Confidence in parliament is eroding, as Mark Latham has pointed out. This is a western world phenomenon, and although there are common problems, they have specific manifestations in each nation. Mostly, this loss of faith is because of the corruption (subtle but real) of politicians on all sides who see personal power and wealth as being more important than some notion of national good. It is also because of the ever-growing power of the executive, which seems now out of the control of Parliament itself. In Oz the demise of question time as a key process has a lot to do with this.
On the second point, an informed populace requires functional mass media, and in particular a free press. Thomas Jefferson, if I remember correctly, said he’d take a free press over a free government it was so important. I suppose a truly well informed populace can always reform its government.
We in Oz suffer from one of the most concentrated, politically conformist mass media in the world. Each new government law makes it worse (like handing over new TV technology to the big players). Even the ABC is being constantly weakened financially and assaulted ideologically. Ex-minister Alston’s absurd barrage at the ABC’s reporting on the war in Iraq is just the latest attempt by certain conservatives to close it down.
There are anti-democratic forces in Australia. They are mostly badly organised and under-funded, but so were the Nazis at the start. The Nazis got their big chance when bad times caused social upheaval and a weak democratic system of national government could not hold. Oz may well face hard times, and sooner than we think. One Nation has already shown how prone to simplistic answers some people are when under pressure.
Like anything else important, democracy has to be worked at to be kept strong. Our current crop of pollies do not do this nearly enough, focused as they are on short-term advantage and personal gain. And neither does our mass media, concentrating as it is on maximising profits.
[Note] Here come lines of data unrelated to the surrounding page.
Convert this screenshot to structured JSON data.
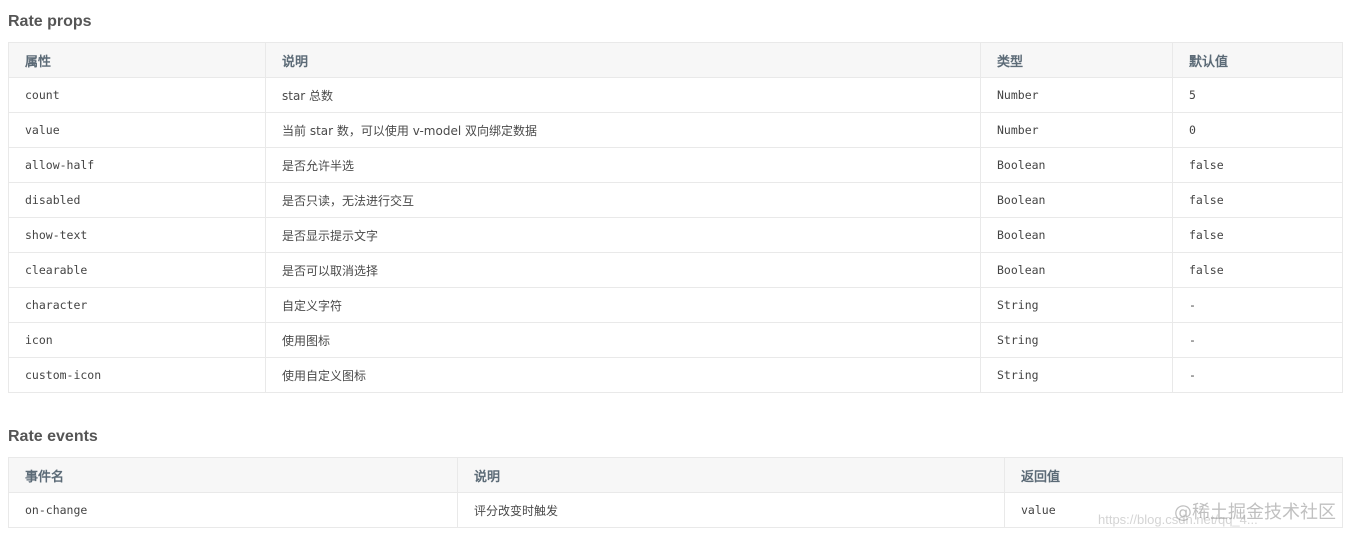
{
  "props": {
    "title": "Rate props",
    "headers": [
      "属性",
      "说明",
      "类型",
      "默认值"
    ],
    "rows": [
      [
        "count",
        "star 总数",
        "Number",
        "5"
      ],
      [
        "value",
        "当前 star 数，可以使用 v-model 双向绑定数据",
        "Number",
        "0"
      ],
      [
        "allow-half",
        "是否允许半选",
        "Boolean",
        "false"
      ],
      [
        "disabled",
        "是否只读，无法进行交互",
        "Boolean",
        "false"
      ],
      [
        "show-text",
        "是否显示提示文字",
        "Boolean",
        "false"
      ],
      [
        "clearable",
        "是否可以取消选择",
        "Boolean",
        "false"
      ],
      [
        "character",
        "自定义字符",
        "String",
        "-"
      ],
      [
        "icon",
        "使用图标",
        "String",
        "-"
      ],
      [
        "custom-icon",
        "使用自定义图标",
        "String",
        "-"
      ]
    ]
  },
  "events": {
    "title": "Rate events",
    "headers": [
      "事件名",
      "说明",
      "返回值"
    ],
    "rows": [
      [
        "on-change",
        "评分改变时触发",
        "value"
      ]
    ]
  },
  "watermark": {
    "brand": "@稀土掘金技术社区",
    "url": "https://blog.csdn.net/qq_4..."
  }
}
The old saying, ‘use it or you lose it’ applies here, and we had better start to figure out how to use our democracy more and better.

Posted by Peter at 12:59 pm | Comments Off on Losing Democracy |
Filed under: Uncategorized

No Comments

No comments yet.

RSS feed for comments on this post.

Sorry, the comment form is closed at this time.